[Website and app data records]
_ _ _ _ _ _ _

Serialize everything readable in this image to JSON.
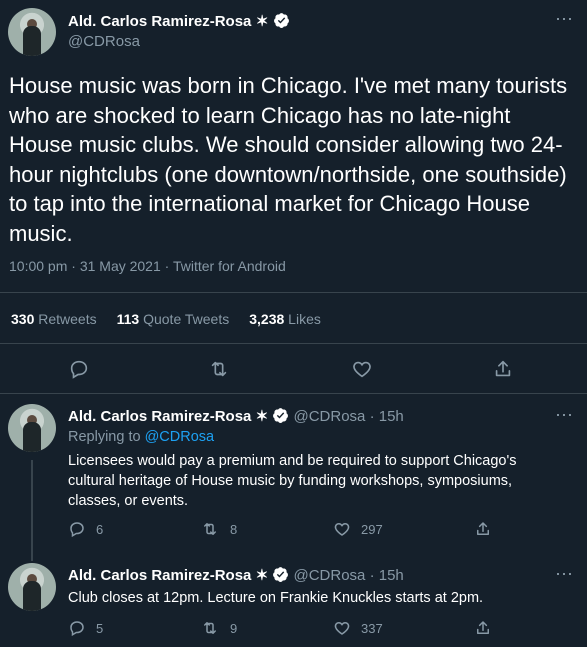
{
  "main_tweet": {
    "author_name": "Ald. Carlos Ramirez-Rosa",
    "author_star": "✶",
    "handle": "@CDRosa",
    "text": "House music was born in Chicago. I've met many tourists who are shocked to learn Chicago has no late-night House music clubs. We should consider allowing two 24-hour nightclubs (one downtown/northside, one southside) to tap into the international market for Chicago House music.",
    "time": "10:00 pm · 31 May 2021 · Twitter for Android",
    "stats": {
      "retweets_count": "330",
      "retweets_label": "Retweets",
      "quotes_count": "113",
      "quotes_label": "Quote Tweets",
      "likes_count": "3,238",
      "likes_label": "Likes"
    },
    "more_icon": "⋯"
  },
  "replies": [
    {
      "author_name": "Ald. Carlos Ramirez-Rosa",
      "author_star": "✶",
      "handle": "@CDRosa",
      "age": "· 15h",
      "replying_prefix": "Replying to",
      "replying_to": "@CDRosa",
      "text": "Licensees would pay a premium and be required to support Chicago's cultural heritage of House music by funding workshops, symposiums, classes, or events.",
      "reply_count": "6",
      "retweet_count": "8",
      "like_count": "297"
    },
    {
      "author_name": "Ald. Carlos Ramirez-Rosa",
      "author_star": "✶",
      "handle": "@CDRosa",
      "age": "· 15h",
      "text": "Club closes at 12pm. Lecture on Frankie Knuckles starts at 2pm.",
      "reply_count": "5",
      "retweet_count": "9",
      "like_count": "337"
    }
  ],
  "colors": {
    "background": "#15202b",
    "muted": "#8899a6",
    "accent": "#1da1f2",
    "divider": "#38444d"
  },
  "icons": [
    "verified-badge-icon",
    "more-icon",
    "reply-icon",
    "retweet-icon",
    "like-icon",
    "share-icon"
  ]
}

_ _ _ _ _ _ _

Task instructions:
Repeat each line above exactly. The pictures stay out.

Task solution:
Serialize everything readable in this image to JSON.
{
  "main_tweet": {
    "author_name": "Ald. Carlos Ramirez-Rosa",
    "author_star": "✶",
    "handle": "@CDRosa",
    "text": "House music was born in Chicago. I've met many tourists who are shocked to learn Chicago has no late-night House music clubs. We should consider allowing two 24-hour nightclubs (one downtown/northside, one southside) to tap into the international market for Chicago House music.",
    "time": "10:00 pm · 31 May 2021 · Twitter for Android",
    "stats": {
      "retweets_count": "330",
      "retweets_label": "Retweets",
      "quotes_count": "113",
      "quotes_label": "Quote Tweets",
      "likes_count": "3,238",
      "likes_label": "Likes"
    },
    "more_icon": "⋯"
  },
  "replies": [
    {
      "author_name": "Ald. Carlos Ramirez-Rosa",
      "author_star": "✶",
      "handle": "@CDRosa",
      "age": "· 15h",
      "replying_prefix": "Replying to",
      "replying_to": "@CDRosa",
      "text": "Licensees would pay a premium and be required to support Chicago's cultural heritage of House music by funding workshops, symposiums, classes, or events.",
      "reply_count": "6",
      "retweet_count": "8",
      "like_count": "297"
    },
    {
      "author_name": "Ald. Carlos Ramirez-Rosa",
      "author_star": "✶",
      "handle": "@CDRosa",
      "age": "· 15h",
      "text": "Club closes at 12pm. Lecture on Frankie Knuckles starts at 2pm.",
      "reply_count": "5",
      "retweet_count": "9",
      "like_count": "337"
    }
  ],
  "colors": {
    "background": "#15202b",
    "muted": "#8899a6",
    "accent": "#1da1f2",
    "divider": "#38444d"
  },
  "icons": [
    "verified-badge-icon",
    "more-icon",
    "reply-icon",
    "retweet-icon",
    "like-icon",
    "share-icon"
  ]
}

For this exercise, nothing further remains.